3. Show up for meetings on time
4. Never say a word about your boss negatively to anyone at work. It is very difficult to understand who your friend is or who is not. Sometimes it backfires so badly, you would not know what hit you. This could also jeopardize your future as big firms tend to refer to your former reporting managers to understand how you performed in your last assignment
5. Rehearse worst case scenarios and practice before meetings. This will cause less heart burn, and prepares you to deal with the situation better
6. Do not take negative criticism personally. It isn’t worth it. Nobody remembers it in the long run. It’s like the class 10 board exam marks. It seemed to be the most earth-shattering moment, but over the years, it becomes insignificant. Same rules apply for such instances.
See if there is reasoning behind the criticism.
- Is there something for you to learn?
- Is there truly a room for improvement?
If yes, smile and thank your boss for bringing to your notice and promise them that you will try your best to improve. If it is uncalled for, think of your favorite song or place or even your muse... the effect of such a demotivating and depressing moment would be far less. If it’s a one off, then ignore and move on, but if it is happening at a regular interval do the following.
Assess your accomplishments vis-à-vis what was asked. See if there is a reasoning, find out what your challenges are. Zero in where you falter. Seek the help of a colleague for an opinion. Find out your strengths and weaknesses. If you find more weaknesses than strengths, work out a time frame to up your ante or look for another department within the firm that matches your strength. If not, time to float your CV.
While this point may sound cynical, many of us stick around to prove a point, only to make the situation worse. These situations need a brutal self-assessment for our own good.
7. For that that are truly difficult, but also a management’s pet, you just don’t have a chance.
And then comes your own personality in the professional arena.
The corporate life is not easy. I am saying this primarily to the newbies who start their career with stars in their eyes - don’t be disillusioned and don’t start changing jobs at the drop of a hat. My advice, stick around and find your interests. There is nothing like experimenting in the first five years of your career to find out the where you belong.
Office politics and difficult bosses are part of anyone’s career path. How much ever you hear about employee friendly organisations, politics creep in some form or the other.
Do your work well, be loyal to your work – not the organisation. Be organised, have your facts and figures right, equip yourself with the knowledge in the area of your interest, read, and be current, know the trends. While these sound like something everyone follows, trust me it is not.
While following it may not guarantee you freedom from a difficult boss, it will keep you equipped for any situation at work. At any given situation, stay professional, stay empowered - it sure will give you the strength to tide over the most difficult situation and teams.
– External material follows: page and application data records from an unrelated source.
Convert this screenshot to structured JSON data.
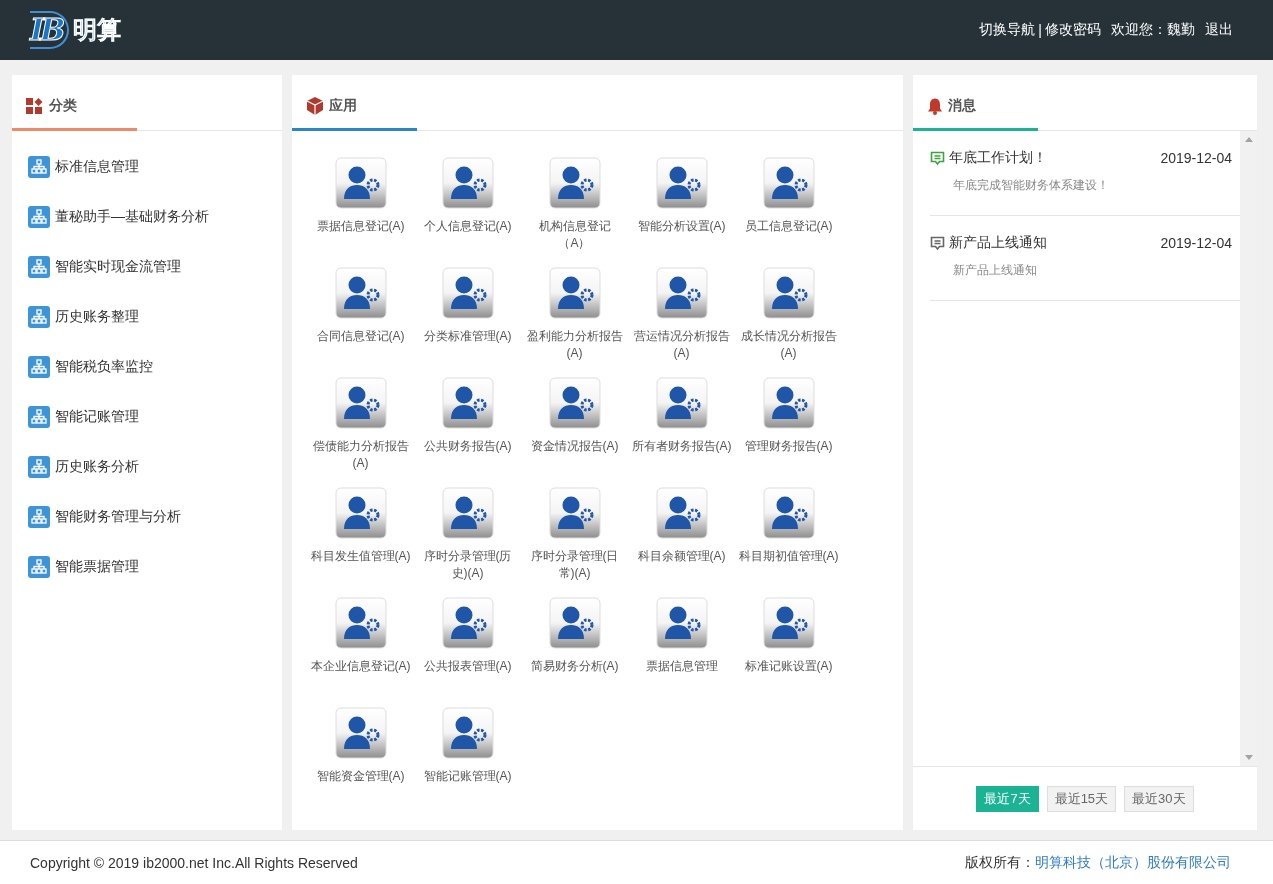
{
  "header": {
    "logo_mark": "IB",
    "logo_text": "明算",
    "links": [
      {
        "kind": "link",
        "label": "切换导航"
      },
      {
        "kind": "separator",
        "label": "|"
      },
      {
        "kind": "link",
        "label": "修改密码"
      },
      {
        "kind": "text",
        "label": "欢迎您：魏勤"
      },
      {
        "kind": "link",
        "label": "退出"
      }
    ]
  },
  "categories": {
    "title": "分类",
    "items": [
      "标准信息管理",
      "董秘助手—基础财务分析",
      "智能实时现金流管理",
      "历史账务整理",
      "智能税负率监控",
      "智能记账管理",
      "历史账务分析",
      "智能财务管理与分析",
      "智能票据管理"
    ]
  },
  "apps": {
    "title": "应用",
    "items": [
      "票据信息登记(A)",
      "个人信息登记(A)",
      "机构信息登记（A）",
      "智能分析设置(A)",
      "员工信息登记(A)",
      "合同信息登记(A)",
      "分类标准管理(A)",
      "盈利能力分析报告(A)",
      "营运情况分析报告(A)",
      "成长情况分析报告(A)",
      "偿债能力分析报告(A)",
      "公共财务报告(A)",
      "资金情况报告(A)",
      "所有者财务报告(A)",
      "管理财务报告(A)",
      "科目发生值管理(A)",
      "序时分录管理(历史)(A)",
      "序时分录管理(日常)(A)",
      "科目余额管理(A)",
      "科目期初值管理(A)",
      "本企业信息登记(A)",
      "公共报表管理(A)",
      "简易财务分析(A)",
      "票据信息管理",
      "标准记账设置(A)",
      "智能资金管理(A)",
      "智能记账管理(A)"
    ]
  },
  "messages": {
    "title": "消息",
    "items": [
      {
        "title": "年底工作计划！",
        "date": "2019-12-04",
        "body": "年底完成智能财务体系建设！",
        "color": "#3ca33f"
      },
      {
        "title": "新产品上线通知",
        "date": "2019-12-04",
        "body": "新产品上线通知",
        "color": "#666666"
      }
    ],
    "filters": [
      {
        "label": "最近7天",
        "selected": true
      },
      {
        "label": "最近15天",
        "selected": false
      },
      {
        "label": "最近30天",
        "selected": false
      }
    ]
  },
  "footer": {
    "copyright": "Copyright © 2019 ib2000.net Inc.All Rights Reserved",
    "rights_label": "版权所有：",
    "company": "明算科技（北京）股份有限公司"
  }
}
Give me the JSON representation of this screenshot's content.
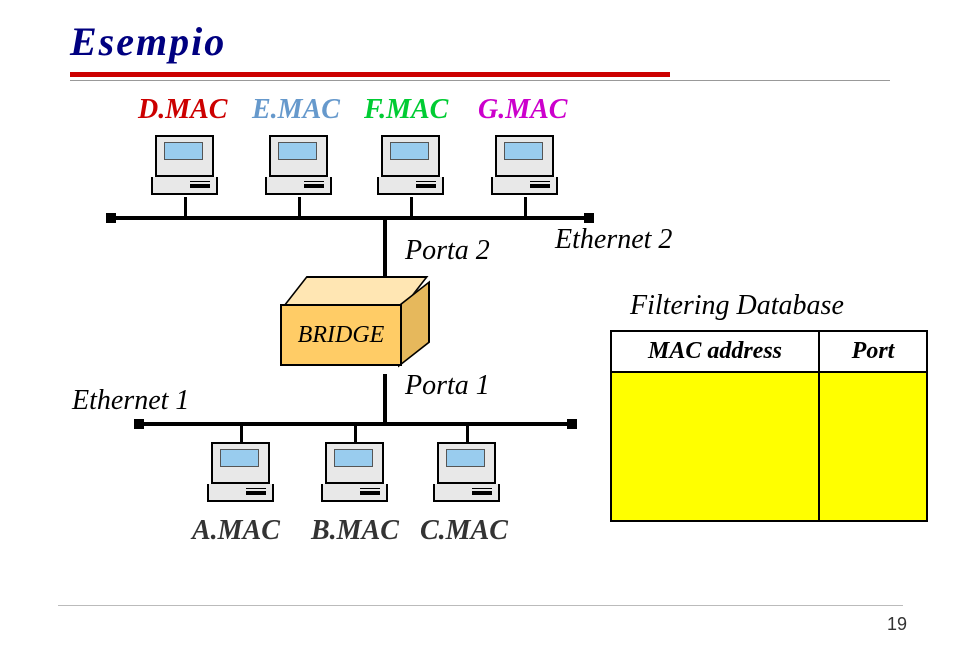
{
  "title": "Esempio",
  "top_macs": {
    "d": "D.MAC",
    "e": "E.MAC",
    "f": "F.MAC",
    "g": "G.MAC"
  },
  "bottom_macs": {
    "a": "A.MAC",
    "b": "B.MAC",
    "c": "C.MAC"
  },
  "labels": {
    "porta2": "Porta 2",
    "porta1": "Porta 1",
    "ethernet1": "Ethernet 1",
    "ethernet2": "Ethernet 2",
    "bridge": "BRIDGE",
    "filtering": "Filtering Database"
  },
  "table": {
    "header_mac": "MAC address",
    "header_port": "Port",
    "rows": []
  },
  "page_number": "19"
}
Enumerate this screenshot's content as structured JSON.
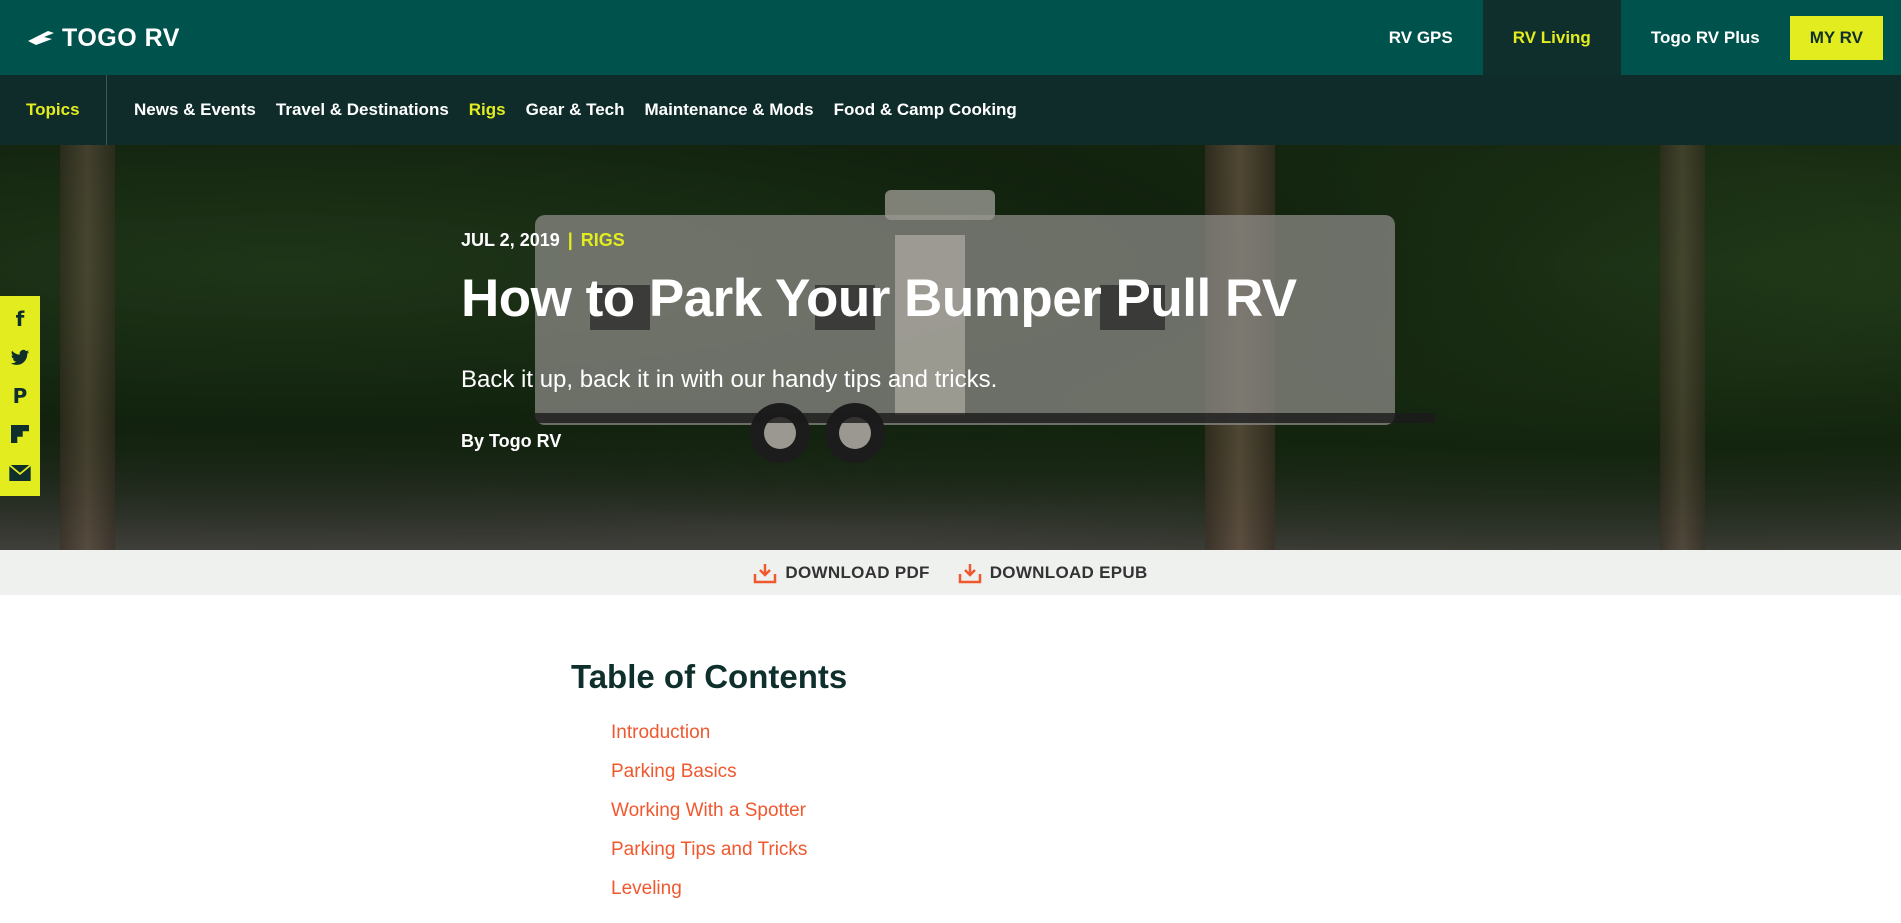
{
  "brand": {
    "name": "TOGO RV"
  },
  "topnav": {
    "items": [
      {
        "label": "RV GPS"
      },
      {
        "label": "RV Living"
      },
      {
        "label": "Togo RV Plus"
      },
      {
        "label": "MY RV"
      }
    ]
  },
  "topics": {
    "label": "Topics",
    "links": [
      {
        "label": "News & Events"
      },
      {
        "label": "Travel & Destinations"
      },
      {
        "label": "Rigs"
      },
      {
        "label": "Gear & Tech"
      },
      {
        "label": "Maintenance & Mods"
      },
      {
        "label": "Food & Camp Cooking"
      }
    ]
  },
  "article": {
    "date": "JUL 2, 2019",
    "separator": "|",
    "category": "RIGS",
    "title": "How to Park Your Bumper Pull RV",
    "subtitle": "Back it up, back it in with our handy tips and tricks.",
    "byline": "By Togo RV"
  },
  "social": {
    "icons": [
      "facebook-icon",
      "twitter-icon",
      "pinterest-icon",
      "flipboard-icon",
      "email-icon"
    ],
    "glyphs": [
      "f",
      "🐦",
      "P",
      "F",
      "✉"
    ]
  },
  "downloads": {
    "pdf": "DOWNLOAD PDF",
    "epub": "DOWNLOAD EPUB"
  },
  "toc": {
    "title": "Table of Contents",
    "items": [
      "Introduction",
      "Parking Basics",
      "Working With a Spotter",
      "Parking Tips and Tricks",
      "Leveling"
    ]
  },
  "colors": {
    "header": "#00524c",
    "topics_bar": "#0f2c2a",
    "accent_yellow": "#e2ec1f",
    "link_orange": "#f0582e"
  }
}
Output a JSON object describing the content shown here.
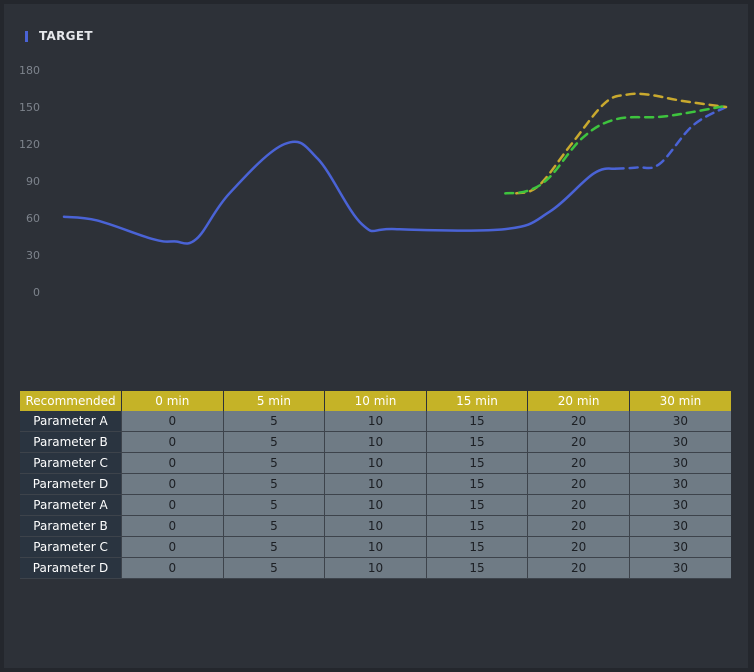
{
  "title": "TARGET",
  "colors": {
    "background": "#2d3138",
    "header": "#c5b327",
    "cell": "#6f7b85",
    "rowhead": "#2a3440",
    "blue": "#4a63d6",
    "yellow": "#c9a92e",
    "green": "#3ec43e"
  },
  "chart_data": {
    "type": "line",
    "title": "TARGET",
    "xlim": [
      0,
      30
    ],
    "ylim": [
      0,
      180
    ],
    "yticks": [
      "180",
      "150",
      "120",
      "90",
      "60",
      "30",
      "0"
    ],
    "grid": false,
    "legend": "none",
    "series": [
      {
        "color": "#4a63d6",
        "style": "solid",
        "points": [
          [
            0,
            61
          ],
          [
            1.5,
            58
          ],
          [
            4,
            43
          ],
          [
            5,
            41
          ],
          [
            6,
            43
          ],
          [
            7.5,
            80
          ],
          [
            10,
            120
          ],
          [
            11.5,
            108
          ],
          [
            13.5,
            55
          ],
          [
            15,
            51
          ],
          [
            20,
            51
          ],
          [
            22,
            65
          ],
          [
            24,
            96
          ],
          [
            25,
            100
          ]
        ]
      },
      {
        "color": "#4a63d6",
        "style": "dashed",
        "points": [
          [
            25,
            100
          ],
          [
            26,
            101
          ],
          [
            27,
            104
          ],
          [
            28.5,
            135
          ],
          [
            30,
            150
          ]
        ]
      },
      {
        "color": "#c9a92e",
        "style": "dashed",
        "points": [
          [
            20.5,
            80
          ],
          [
            21.5,
            86
          ],
          [
            23,
            120
          ],
          [
            24.5,
            153
          ],
          [
            25.5,
            160
          ],
          [
            26.5,
            160
          ],
          [
            28,
            155
          ],
          [
            30,
            150
          ]
        ]
      },
      {
        "color": "#3ec43e",
        "style": "dashed",
        "points": [
          [
            20,
            80
          ],
          [
            21,
            82
          ],
          [
            22,
            93
          ],
          [
            23.5,
            125
          ],
          [
            25,
            140
          ],
          [
            27,
            142
          ],
          [
            28.5,
            146
          ],
          [
            30,
            151
          ]
        ]
      }
    ]
  },
  "table": {
    "headers": [
      "Recommended",
      "0 min",
      "5 min",
      "10 min",
      "15 min",
      "20 min",
      "30 min"
    ],
    "rows": [
      [
        "Parameter A",
        "0",
        "5",
        "10",
        "15",
        "20",
        "30"
      ],
      [
        "Parameter B",
        "0",
        "5",
        "10",
        "15",
        "20",
        "30"
      ],
      [
        "Parameter C",
        "0",
        "5",
        "10",
        "15",
        "20",
        "30"
      ],
      [
        "Parameter D",
        "0",
        "5",
        "10",
        "15",
        "20",
        "30"
      ],
      [
        "Parameter A",
        "0",
        "5",
        "10",
        "15",
        "20",
        "30"
      ],
      [
        "Parameter B",
        "0",
        "5",
        "10",
        "15",
        "20",
        "30"
      ],
      [
        "Parameter C",
        "0",
        "5",
        "10",
        "15",
        "20",
        "30"
      ],
      [
        "Parameter D",
        "0",
        "5",
        "10",
        "15",
        "20",
        "30"
      ]
    ]
  }
}
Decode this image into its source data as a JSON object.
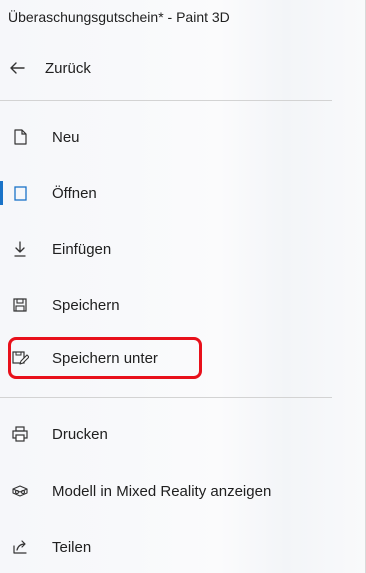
{
  "window": {
    "title": "Überaschungsgutschein* - Paint 3D"
  },
  "menu": {
    "back": {
      "label": "Zurück",
      "icon": "arrow-left-icon"
    },
    "items": [
      {
        "label": "Neu",
        "icon": "new-file-icon"
      },
      {
        "label": "Öffnen",
        "icon": "open-file-icon"
      },
      {
        "label": "Einfügen",
        "icon": "insert-download-icon"
      },
      {
        "label": "Speichern",
        "icon": "save-icon"
      },
      {
        "label": "Speichern unter",
        "icon": "save-as-icon"
      },
      {
        "label": "Drucken",
        "icon": "print-icon"
      },
      {
        "label": "Modell in Mixed Reality anzeigen",
        "icon": "mixed-reality-icon"
      },
      {
        "label": "Teilen",
        "icon": "share-icon"
      }
    ]
  },
  "colors": {
    "accent": "#1a73c8",
    "highlight_border": "#e8101b"
  }
}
Have a fabulous career!
(Disclaimer: The views and opinions expressed in this article are those of the author and do not necessarily reflect the views of YourStory.)